Race over. The Jags manage one race distance over the two days, give or take. The two cars we brought were the cause of both red flags. But that is hardly the story of the day. Two written off cars at Brands Hatch has not been seen in some years.
Spring into action. Vanessa looks to us as if she’s going to be missing two operable wheels, and that means we will have to drag her aboard the lorry with the winch. We’re just putting Katy on the top deck when Nessie arrives. Front end bent way over, exhaust manifolds expensively smashed, subframes broken, rear end stoved in. The driver’s cell, the cockpit, is undamaged, the door still works, the floors are intact, but the car is ruined. You can’t bend chassis legs by a foot and hope to save it.
Many willing hands emerge from the crowd of gawpers who gather to take photos, the West Riding crew descend to help out, and with sheer muscle power a car with what turns out to be three useless wheels is dragged into place for the Bear to snare with his winch. A dozen bodies push, pull and cajole the rudderless, collapsed car into her tomb. You know who your mates are when it all goes wrong.

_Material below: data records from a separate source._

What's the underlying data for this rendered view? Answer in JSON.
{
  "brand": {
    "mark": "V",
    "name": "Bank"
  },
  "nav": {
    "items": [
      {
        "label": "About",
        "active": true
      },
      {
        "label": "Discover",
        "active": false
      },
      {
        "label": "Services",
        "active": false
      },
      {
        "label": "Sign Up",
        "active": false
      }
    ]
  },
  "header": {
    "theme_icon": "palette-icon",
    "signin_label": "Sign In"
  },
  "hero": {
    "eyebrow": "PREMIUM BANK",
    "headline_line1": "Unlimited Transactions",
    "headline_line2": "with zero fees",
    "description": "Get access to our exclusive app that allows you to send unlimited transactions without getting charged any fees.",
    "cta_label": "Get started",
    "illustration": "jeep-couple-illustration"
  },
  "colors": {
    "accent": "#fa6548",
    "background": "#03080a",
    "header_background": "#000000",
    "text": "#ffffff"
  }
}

Seath’s car passes, if anything looking even worse. In a front to side-on impact you’d expect the head on to come away with less damage, but angles and the level of preparation all play a part.
Our pilot, apparently undamaged, is summoned to the Clerk of the Course, though why we may never know. Drivers are keen to tell us that he was shown the driving standards flag for some six laps, and eventually the black. Our pilot, however, tells us only that it is unrelated to this incident. Not my business to ask, all I care about is that he’s not hurt, that our fettling has done its job and that Vanessa’s last act was to save her pilot.

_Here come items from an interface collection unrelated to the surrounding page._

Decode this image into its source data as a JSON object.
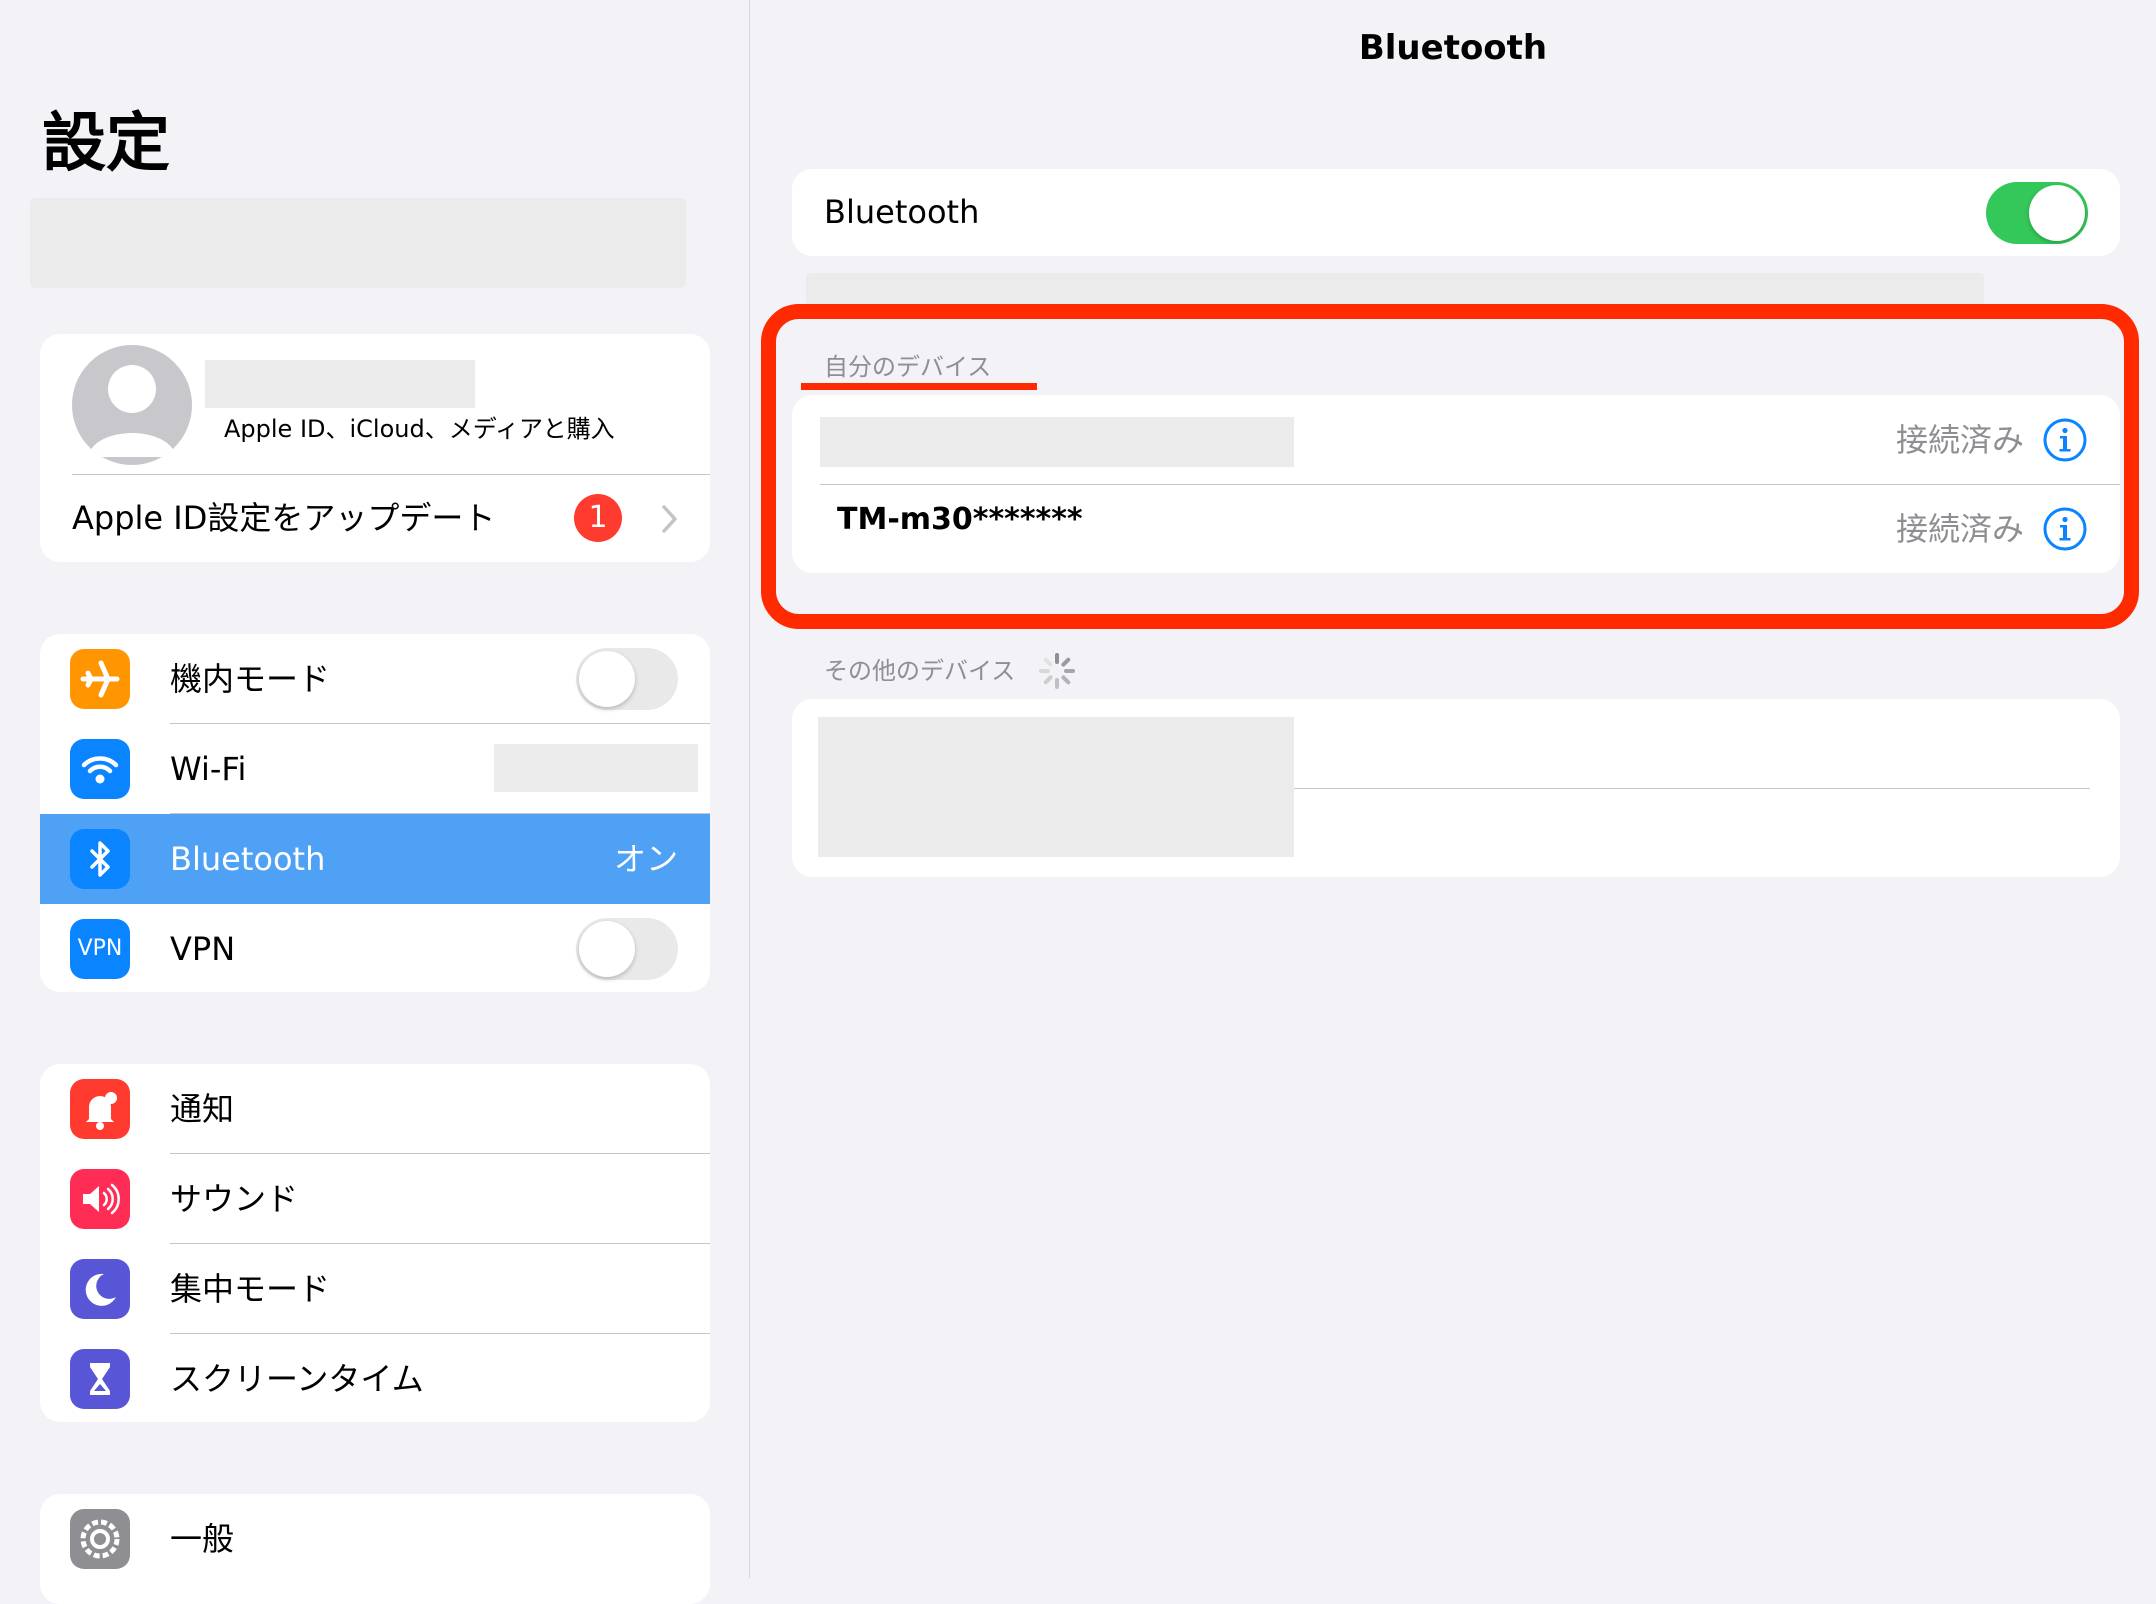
{
  "sidebar": {
    "title": "設定",
    "apple_id": {
      "subtitle": "Apple ID、iCloud、メディアと購入",
      "update_label": "Apple ID設定をアップデート",
      "badge_count": "1",
      "avatar_icon": "person-silhouette-icon"
    },
    "connectivity": [
      {
        "id": "airplane",
        "label": "機内モード",
        "icon": "airplane-icon",
        "color": "#ff9500",
        "toggle": "off"
      },
      {
        "id": "wifi",
        "label": "Wi-Fi",
        "icon": "wifi-icon",
        "color": "#0a84ff"
      },
      {
        "id": "bluetooth",
        "label": "Bluetooth",
        "icon": "bluetooth-icon",
        "color": "#0a84ff",
        "value": "オン",
        "selected": true
      },
      {
        "id": "vpn",
        "label": "VPN",
        "icon": "vpn-icon",
        "icon_text": "VPN",
        "color": "#0a84ff",
        "toggle": "off"
      }
    ],
    "notifications": [
      {
        "id": "notifications",
        "label": "通知",
        "icon": "bell-icon",
        "color": "#ff3b30"
      },
      {
        "id": "sound",
        "label": "サウンド",
        "icon": "speaker-icon",
        "color": "#ff2d55"
      },
      {
        "id": "focus",
        "label": "集中モード",
        "icon": "moon-icon",
        "color": "#5856d6"
      },
      {
        "id": "screentime",
        "label": "スクリーンタイム",
        "icon": "hourglass-icon",
        "color": "#5856d6"
      }
    ],
    "general": [
      {
        "id": "general",
        "label": "一般",
        "icon": "gear-icon",
        "color": "#8e8e93"
      }
    ]
  },
  "detail": {
    "nav_title": "Bluetooth",
    "bluetooth_row": {
      "label": "Bluetooth",
      "toggle": "on"
    },
    "my_devices_header": "自分のデバイス",
    "my_devices": [
      {
        "name": "",
        "status": "接続済み"
      },
      {
        "name": "TM-m30*******",
        "status": "接続済み"
      }
    ],
    "other_devices_header": "その他のデバイス"
  },
  "colors": {
    "accent": "#0a84ff",
    "annotation_red": "#ff2a00",
    "toggle_on": "#34c759",
    "badge_red": "#ff3b30"
  }
}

The smaller, talking Vanessa is distraught. Officer David is instructed to make us fix the car. He’s good, but I’m not sure he, or anyone, is that good.
So ends a godforsaken shit-storm of a meeting. Comer’s car broken, Vanessa destroyed. I was fond of Vanessa, that shell was my first ever Jaguar, the reason we got into this game at all. It's on the ride home that it hits me, that some bastard just wrote off my first Jag. That’s gloomy.

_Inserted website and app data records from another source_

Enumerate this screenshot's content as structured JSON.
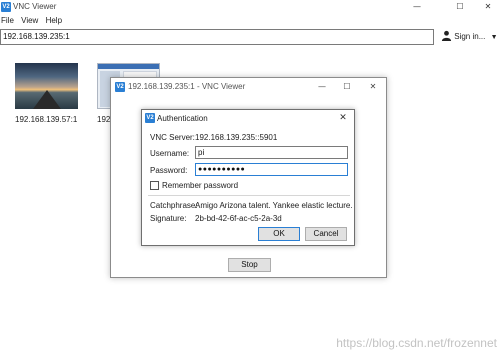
{
  "app": {
    "title": "VNC Viewer",
    "logo": "V2"
  },
  "menu": [
    "File",
    "View",
    "Help"
  ],
  "address_bar": {
    "value": "192.168.139.235:1"
  },
  "account": {
    "sign_in_label": "Sign in...",
    "icon": "person-icon"
  },
  "thumbnails": [
    {
      "label": "192.168.139.57:1"
    },
    {
      "label": "192"
    }
  ],
  "connection_window": {
    "title": "192.168.139.235:1 - VNC Viewer",
    "stop_label": "Stop"
  },
  "auth_dialog": {
    "title": "Authentication",
    "server_label": "VNC Server:",
    "server_value": "192.168.139.235::5901",
    "username_label": "Username:",
    "username_value": "pi",
    "password_label": "Password:",
    "password_value": "●●●●●●●●●●",
    "remember_label": "Remember password",
    "catchphrase_label": "Catchphrase:",
    "catchphrase_value": "Amigo Arizona talent. Yankee elastic lecture.",
    "signature_label": "Signature:",
    "signature_value": "2b-bd-42-6f-ac-c5-2a-3d",
    "ok_label": "OK",
    "cancel_label": "Cancel"
  },
  "watermark": "https://blog.csdn.net/frozennet",
  "colors": {
    "accent": "#2a7fd4",
    "button_bg": "#e1e1e1"
  }
}
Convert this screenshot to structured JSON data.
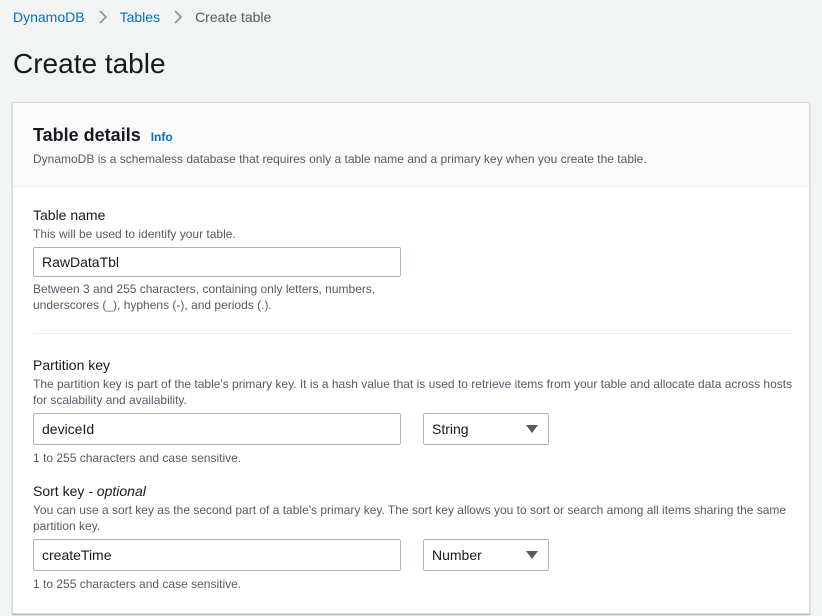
{
  "breadcrumb": {
    "items": [
      "DynamoDB",
      "Tables",
      "Create table"
    ]
  },
  "page": {
    "title": "Create table"
  },
  "panel": {
    "title": "Table details",
    "info_label": "Info",
    "description": "DynamoDB is a schemaless database that requires only a table name and a primary key when you create the table."
  },
  "table_name": {
    "label": "Table name",
    "description": "This will be used to identify your table.",
    "value": "RawDataTbl",
    "constraint_line1": "Between 3 and 255 characters, containing only letters, numbers,",
    "constraint_line2": "underscores (_), hyphens (-), and periods (.)."
  },
  "partition_key": {
    "label": "Partition key",
    "description": "The partition key is part of the table's primary key. It is a hash value that is used to retrieve items from your table and allocate data across hosts for scalability and availability.",
    "value": "deviceId",
    "type_selected": "String",
    "constraint": "1 to 255 characters and case sensitive."
  },
  "sort_key": {
    "label": "Sort key",
    "label_suffix": " - optional",
    "description": "You can use a sort key as the second part of a table's primary key. The sort key allows you to sort or search among all items sharing the same partition key.",
    "value": "createTime",
    "type_selected": "Number",
    "constraint": "1 to 255 characters and case sensitive."
  },
  "colors": {
    "link": "#0073bb",
    "text": "#16191f",
    "muted": "#545b64",
    "background": "#f2f3f3"
  }
}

With Jeffery burning through most of his budget at the last round, and Vanessa dead, we’re down to one car for this series, and the Kutuka machine only works on an economy of scale, you need a couple of cars to pay for the truck full of parts and men, so quite how many more rounds we will now see this season is unclear. Crashes like this have far-reaching repercussions. When you want to borrow that spanner at Castle Combe and we aren’t there, this was why.
What would have been a morose and occasionally ranting drive home was cheered by a 100-mile race with Dean Sewell’s camper and crew along the A1. A camper van displaying a pair of bare arses at the windows is not something you expect to see near Peterborough. Bear eventually won that race, but I’m not sure it was worth the years of therapy I now need. Could be worse though, because think about what Deano saw...
See y’all at Mallory.
Aw, Dean, come on mate, there's a toilet only thirty feet that way...
The controversial AJ16 motorcycle-powered XJ6 coupe that has divided the paddock.
Chris Boon is completely unimpressed by Gail's "I'm a little teapot" rendition.
This was the start of lap 2, and that gap just kept getting bigger.
I really don't know how Lewis missed him. I mean just look at it. He's got five yards, at 90mph.
It looked good for Vanessa to begin with. That's a lot of C class cars in the mirror.
Please come off the power. Please.
The fastest way to get attention at a race circuit is to smash a couple of cars up.
Whereas the saddest man in the paddock is the poor sod who has to sweep up the mess.
Ave atque vale.
*there is always one obscure reference each week. I defy you to know this one without using the internet.